[Data under study — start]

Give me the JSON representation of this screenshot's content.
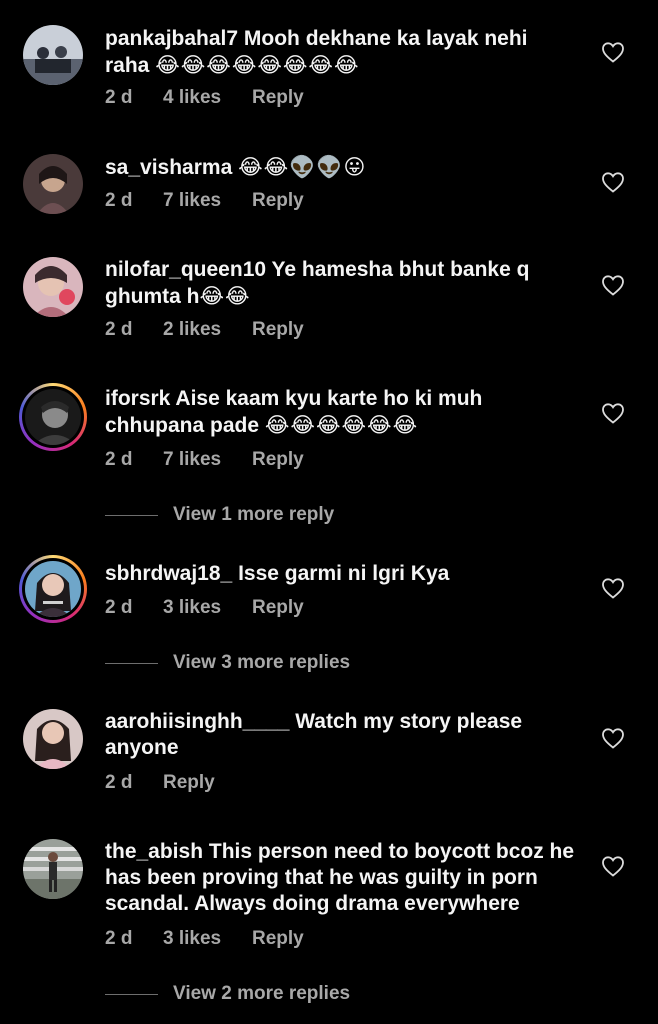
{
  "comments": [
    {
      "username": "pankajbahal7",
      "text": "Mooh dekhane ka layak nehi raha",
      "emojis": "😂😂😂😂😂😂😂😂",
      "time": "2 d",
      "likes": "4 likes",
      "reply": "Reply"
    },
    {
      "username": "sa_visharma",
      "text": "",
      "emojis": "😂😂👽👽😛",
      "time": "2 d",
      "likes": "7 likes",
      "reply": "Reply"
    },
    {
      "username": "nilofar_queen10",
      "text": "Ye hamesha bhut banke q ghumta h",
      "emojis": "😂😂",
      "time": "2 d",
      "likes": "2 likes",
      "reply": "Reply"
    },
    {
      "username": "iforsrk",
      "text": "Aise kaam kyu karte ho ki muh chhupana pade",
      "emojis": "😂😂😂😂😂😂",
      "time": "2 d",
      "likes": "7 likes",
      "reply": "Reply",
      "view_more": "View 1 more reply"
    },
    {
      "username": "sbhrdwaj18_",
      "text": "Isse garmi ni lgri Kya",
      "emojis": "",
      "time": "2 d",
      "likes": "3 likes",
      "reply": "Reply",
      "view_more": "View 3 more replies"
    },
    {
      "username": "aarohiisinghh____",
      "text": "Watch my story please anyone",
      "emojis": "",
      "time": "2 d",
      "likes": "",
      "reply": "Reply"
    },
    {
      "username": "the_abish",
      "text": "This person need to boycott bcoz he has been proving that he was guilty in porn scandal. Always doing drama everywhere",
      "emojis": "",
      "time": "2 d",
      "likes": "3 likes",
      "reply": "Reply",
      "view_more": "View 2 more replies"
    }
  ],
  "colors": {
    "background": "#000000",
    "text": "#f5f5f5",
    "muted": "#a8a8a8",
    "story_ring": [
      "#feda75",
      "#fa7e1e",
      "#d62976",
      "#962fbf",
      "#4f5bd5"
    ]
  },
  "icons": {
    "like": "heart-outline-icon"
  }
}
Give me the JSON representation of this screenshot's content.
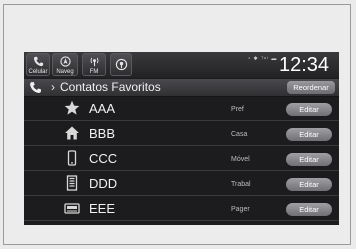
{
  "topbar": {
    "buttons": [
      {
        "label": "Celular",
        "icon": "phone-icon"
      },
      {
        "label": "Naveg",
        "icon": "navigation-icon"
      },
      {
        "label": "FM",
        "icon": "radio-icon"
      },
      {
        "label": "",
        "icon": "audio-source-icon"
      }
    ],
    "status_icons": "⁴ ✱ ᵀᵉˡ ▬",
    "clock": "12:34"
  },
  "header": {
    "title": "Contatos Favoritos",
    "reorder_label": "Reordenar"
  },
  "favorites": [
    {
      "name": "AAA",
      "type": "Pref",
      "icon": "star-icon",
      "edit_label": "Editar"
    },
    {
      "name": "BBB",
      "type": "Casa",
      "icon": "home-icon",
      "edit_label": "Editar"
    },
    {
      "name": "CCC",
      "type": "Móvel",
      "icon": "mobile-icon",
      "edit_label": "Editar"
    },
    {
      "name": "DDD",
      "type": "Trabal",
      "icon": "work-building-icon",
      "edit_label": "Editar"
    },
    {
      "name": "EEE",
      "type": "Pager",
      "icon": "pager-icon",
      "edit_label": "Editar"
    }
  ]
}
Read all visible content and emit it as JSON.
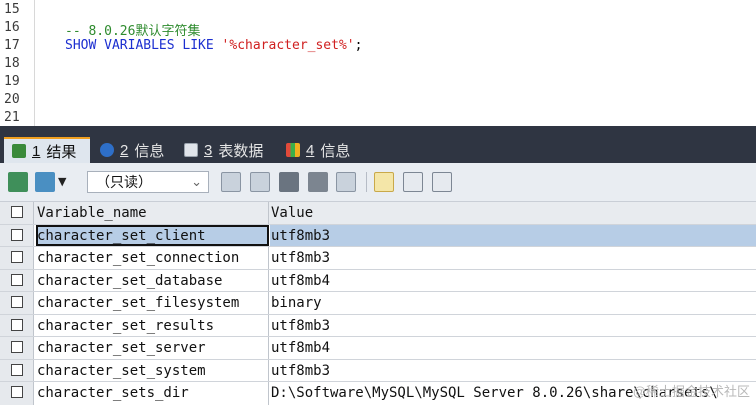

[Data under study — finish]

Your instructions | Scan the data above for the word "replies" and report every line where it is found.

Written response |
      "view_more": "View 3 more replies"
      "view_more": "View 2 more replies"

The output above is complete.